On the drive home today we were chatting about rules for turning in assignments. My wife, a French teacher, said one of her new rules is that she will not grade anything which has not been spell-checked. Decent rule for French. And I explained how students were always turning in papers with cuò zì (incorrect characters). Are there good checkers for cuò zì? And if so, are they still called spell-checkers?
Archive for August, 2009
Play is one of the most natural learning activities on the planet. The animator is playing with words and images in ways the real world cannot behave. Great animators have the largest blank-canvas playground in the universe. And the same playground is yours as a language learner – get out there and be creative with the language. Here are some Chinese animations or animators that might help encourage you. Jiāyóu!
Sun Haipeng’s Dragon Fist and Super Baozi. Well rendered 3D animation featuring a Chinese dumpling.
Méi Tóunáo hé Bù Gāoxìng. 沒頭腦和不高興。Old animations produced for television. Still charming and good for listening practice.
CRIENGLISH.com dialog demonstration videos. The sound effects on these make me laugh. But they are really quite good. Nicely recorded and animated.
Showgood.com. These flash animators have long been entertaining and making their way into Chinese classrooms across the US. Or was it just my classroom? They are good, even if sometimes overplayed.
Club Tuzki. Interactive flash animation and games too.
Big Ocean and Chinese Crabapple. Pretty with a nice little story too.
If you missed the first one. Take a look here for more information. Sign up and record your own reading.
1. www.danwei.org – Ok, the first isn’t really a video site, but rather great video content. More than just videos, but truly insightful, entertaining and educational content. I’m not sure if they are still actively producing videos, but check out their archives.
2. www.asizia.com – movies for download. They also have a collection of Japanese and Korean films. Not sure how legit this site is.
5. $ www.netflix.com – I’ve had netflix for a little while, maybe about a year now, and I have to say I am impressed with the selection and site functionality and mail turn-around time. Quite frankly, I don’t know how they are able to do this so quickly. I live in rural Iowa! (Netflix is a DVD rental site in the U.S.)
YouTube Style Sites

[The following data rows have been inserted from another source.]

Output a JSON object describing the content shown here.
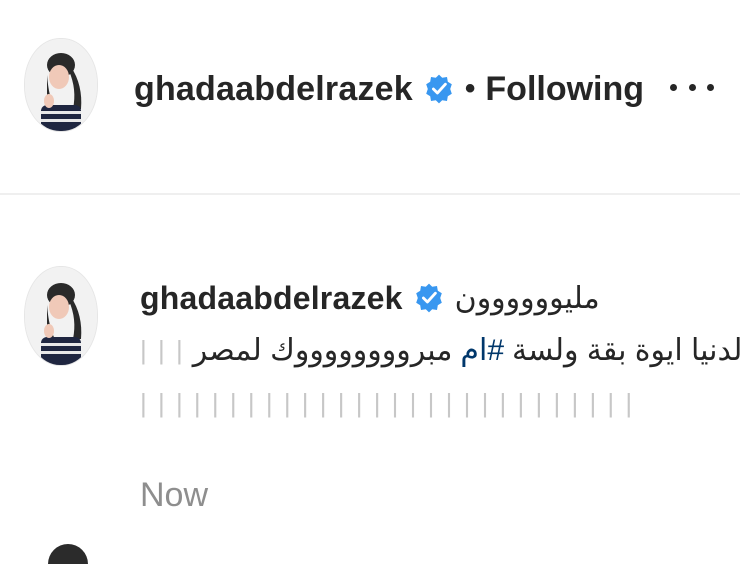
{
  "post_header": {
    "username": "ghadaabdelrazek",
    "separator": "•",
    "follow_status": "Following",
    "more_icon": "more-horizontal-icon"
  },
  "comment": {
    "username": "ghadaabdelrazek",
    "line1_tail": "مليوووووون",
    "line2_text": "مبرووووووووك لمصر",
    "line2_hashtag": "#ام",
    "line2_rest": "الدنيا ايوة بقة ولسة",
    "line2_bars": "| | |",
    "line3_bars": "| | | | | | | | | | | | | | | | | | | | | | | | | | | |",
    "timestamp": "Now"
  },
  "colors": {
    "verified": "#3897f0",
    "text": "#262626",
    "muted": "#8e8e8e",
    "hashtag": "#00376b"
  }
}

The remaining section are YouTube style video sharing sites with plenty of television clips and movies loaded. Actually, these sites seem to be more about tv/movies than individuals loading their own content – but that is there too. I can’t figure out why, but these sites seem to insist on opening more and more windows every time I click to play a video. Is it just me?
6. www.youku.com – one strategy on sites like these is to find English educational content. It might be easier to understand than others. A great way to practice your listening skills!
10. 6.cn. (Liù Jiàn Fáng)
11. PBS Video. This link is a search on the word “Chinese.”
12. Snagfilms.com. Nice collection of professionally produced films.
Voicethread.com offers a unique service for presentation and interaction with material and those interested in the material. Sign up on voicethread to participate in this activity (there is a free basic level).
Once you are signed up, come back here and record yourself reading the slides. Or if you are at a more advanced level, try recording a sentence with each word. Or if you want to practice writing, try writing the characters with the annotation tool. If you want your annotations to stick (fading is the default), click the center white circle before making your annotation on the image. Nifty, no?
I’ve provided a model for you to follow for this first one. Record your own reading and I will give you some feedback.